Less than a week after removing Cuba from the U.S. State Department’s infamous list of state sponsors of terror, President Obama is now facing a legislative attack on his Cuban reengagement effort from the Republican-dominated House of Representatives. A new House appropriations bill, unveiled on Tuesday, prohibits federal spending on a potential U.S. embassy in Cuba and freezes funding for U.S.-Cuban diplomatic initiatives at pre-December 2014 levels -where they stood prior to the start of the president’s normalization campaign. If passed, the legislation would also restrict the ability of the Cuban government to acquire American financing for its own eventual embassy in the U.S.
“I think we have been very clear with our challenges with what’s gone on in Cuba, from human rights, from what’s happened there, and we have a difference of opinion with the administration and we have a right to express it,” Kevin McCarthy, the Republican House Majority Leader and a supporter of Tuesday’s legislation, told reporters.
The largely GOP-backed appropriations bill increases federal spending on U.S.-backed democratization initiatives in Cuba, including efforts to expand media access and reform elections on the island; it also directs the State Department to deny visas to Cuban government officials and members of the Cuban Communist Party. Proponents of the restrictive legislation argue that substantive political reform on the island should precede further diplomatic negotiations between the U.S. and Cuba. Furthermore, they’ve repeatedly threatened to block any and all efforts by the White House or the State Department to improve relations with Cuba until the long-ruling authoritarian Castro regime is removed from power. Tuesday’s House appropriations bill appears to finally back up these threats.
Congressional opposition to President Obama’s Cuba policy is led primarily by Florida-based Cuban American legislators like Representative Mario Diaz-Balart and presidential-hopeful Marco Rubio in the Senate. Most of these politicians are electorally dependent on strongly anti-Castro Cuban American voters in Miami and other Cuban immigrant enclaves in the sunshine state.
An official statement from the White House in reaction to another recent piece of legislation, this one a House transportation bill, designed to undermine the president’s Cuba policy was unequivocal: “His [Obama’s] senior advisors would recommend that he veto the bill.” The administration went on to warn that the bill in question “place[s] unnecessary restrictions on options for educational, religious, or other permitted travel” to the Caribbean island by prohibiting federal funding to commercial vessels and airplanes traveling between the U.S. and Cuba.
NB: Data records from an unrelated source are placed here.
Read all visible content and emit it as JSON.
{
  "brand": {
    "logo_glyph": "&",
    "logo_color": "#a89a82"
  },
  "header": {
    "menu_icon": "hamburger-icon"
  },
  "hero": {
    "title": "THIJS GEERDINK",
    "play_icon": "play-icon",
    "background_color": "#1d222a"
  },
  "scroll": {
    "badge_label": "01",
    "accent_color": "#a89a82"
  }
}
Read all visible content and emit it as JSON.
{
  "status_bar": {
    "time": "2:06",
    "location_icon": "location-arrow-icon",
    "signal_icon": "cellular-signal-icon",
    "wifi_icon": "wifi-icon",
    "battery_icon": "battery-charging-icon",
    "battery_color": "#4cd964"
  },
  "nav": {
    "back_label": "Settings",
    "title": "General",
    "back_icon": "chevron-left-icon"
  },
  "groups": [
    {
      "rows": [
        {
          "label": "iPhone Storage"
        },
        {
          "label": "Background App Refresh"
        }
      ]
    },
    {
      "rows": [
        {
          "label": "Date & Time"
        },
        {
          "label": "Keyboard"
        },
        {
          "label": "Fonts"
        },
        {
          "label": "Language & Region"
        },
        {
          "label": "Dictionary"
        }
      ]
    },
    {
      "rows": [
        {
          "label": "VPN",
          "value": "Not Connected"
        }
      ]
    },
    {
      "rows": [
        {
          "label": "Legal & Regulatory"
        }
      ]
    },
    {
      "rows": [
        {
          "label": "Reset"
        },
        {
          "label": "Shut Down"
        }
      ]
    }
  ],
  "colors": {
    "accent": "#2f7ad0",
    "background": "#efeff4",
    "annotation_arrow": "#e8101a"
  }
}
That aspect of the legislation would effectively nullify the popular regulatory changes to U.S.-Cuba travel and trade restrictions that the administration has made in recent months.
President Obama’s Cuban pivot has been largely well received by the public; American travel to the island nation has ballooned since the administration first announced the policy change last December. With U.S.-Cuban reengagement and diplomatic normalization now being viewed by many as a cornerstone of the president’s foreign policy legacy, it is highly unlikely that the administration will take the House’s most recent challenge sitting down. The White House’s veto threats should thus be taken seriously.